Dempsey Lecture and Conference Feb. 10-11 Open to the Public
The general public is invited to attend the 2005 Dempsey Environmental Lecture and Conference at Willamette University Feb. 10-11. These free events are made possible by the Dempsey Foundation and are coordinated by the University's Public Policy Research Center.
Terry Tempest Williams, environmentalist and award-winning author, will present the Dempsey Environmental Lecture Thursday, Feb. 10, at 8 p.m. in Hudson Hall in the Mary Stuart Rogers Music Center at Willamette.
Williams is perhaps best known for her book, Refuge: An Unnatural History of Family and Place, now regarded as a classic in American nature writing. In it she chronicles the epic rise of Great Salt Lake and the flooding of the Bear River Migratory Bird Refuge in 1983, alongside her mother's diagnosis with ovarian cancer, believed to be caused by radioactive fallout from the nuclear tests in the Nevada desert in the '50s and '60s.

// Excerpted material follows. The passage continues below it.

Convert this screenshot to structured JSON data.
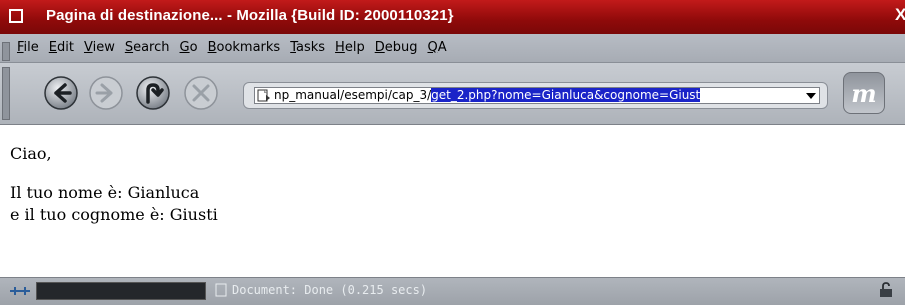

Her work has been widely anthologized, having also appeared in The New Yorker, The Nation, Orion, Outside, Audubon, among other national and international publications. She is the recipient of a Lannan Literary Fellowship in creative nonfiction, as well as a Guggenheim Fellowship, and a Lila Wallace-Readers Digest Community Grant.
The Dempsey Environmental Conference, "Is Nature Calling? New Perspectives on Living with and Working for Nature," is Friday, Feb. 11, from 9:30 a.m. to 3:30 p.m. in Cat Cavern, 2nd Floor, Putnam University Center, also at the University. The conference is free, but registration is required. To register on line, please go to http://www.willamette.edu/publicpolicy/environment05. For more information, please contact firstname.lastname@example.org or call 503-370-6060.

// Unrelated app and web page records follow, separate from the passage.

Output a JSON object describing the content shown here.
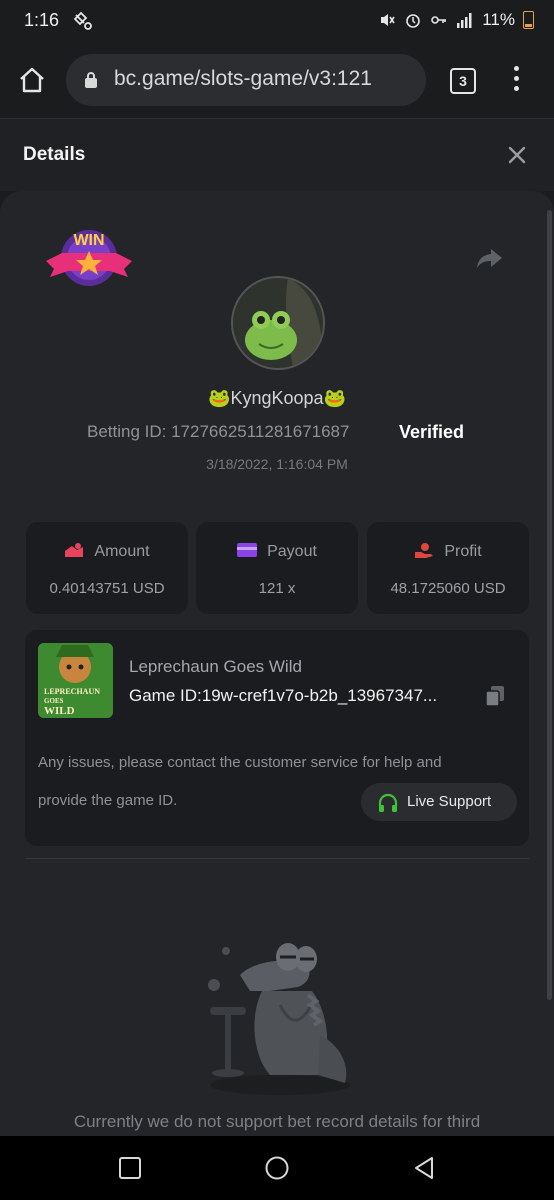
{
  "status_bar": {
    "time": "1:16",
    "battery": "11%"
  },
  "browser": {
    "url": "bc.game/slots-game/v3:121",
    "tab_count": "3"
  },
  "dialog": {
    "title": "Details"
  },
  "badge": {
    "text": "WIN"
  },
  "player": {
    "name": "🐸KyngKoopa🐸",
    "betting_id": "Betting ID: 1727662511281671687",
    "verified": "Verified",
    "date": "3/18/2022, 1:16:04 PM"
  },
  "stats": [
    {
      "label": "Amount",
      "value": "0.40143751 USD",
      "color": "#e8425e"
    },
    {
      "label": "Payout",
      "value": "121 x",
      "color": "#8a43e6"
    },
    {
      "label": "Profit",
      "value": "48.1725060 USD",
      "color": "#e0453e"
    }
  ],
  "game": {
    "name": "Leprechaun Goes Wild",
    "game_id": "Game ID:19w-cref1v7o-b2b_13967347...",
    "thumb_lines": [
      "LEPRECHAUN",
      "GOES",
      "WILD"
    ]
  },
  "support": {
    "line1": "Any issues, please contact the customer service for help and",
    "line2": "provide the game ID.",
    "button": "Live Support"
  },
  "notice": "Currently we do not support bet record details for third",
  "colors": {
    "accent_green": "#3fc13b",
    "verified": "#ffffff"
  }
}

Featured conference panelists include: Ed Begley Jr., actor and activist; Robin Morris Collin, Willamette University professor of law; Dave Foreman, founder, The Rewilding Institute; Dale Jamieson, professor of environmental studies and philosophy, New York University; Jane Lubchenco, Distinguished Professor of Zoology, Oregon State University; Carolyn Merchant, professor of environmental history, philosophy and ethics, University of California-Berkeley; Andrew Revkin, science reporter, The New York Times; Terry Tempest Williams, author and environmentalist, and Elizabeth Woody, program specialist, Ecotrust.
This conference will explore connections between the professional lives and broader motivations, meanings, and implications for individuals working for the environment. The conference will provide conference participants an opportunity to learn what panelists do and, most importantly, why they do it.
"Many of the featured panelists have risked their lives, their professional reputations, or both, in their dedication to improving our relationship with nature and with each other," said Laura Leete, director of the Public Policy Research Center at Willamette. Their stories of commitment and transformation serve as cogent reminders of the personal sacrifice behind collective change."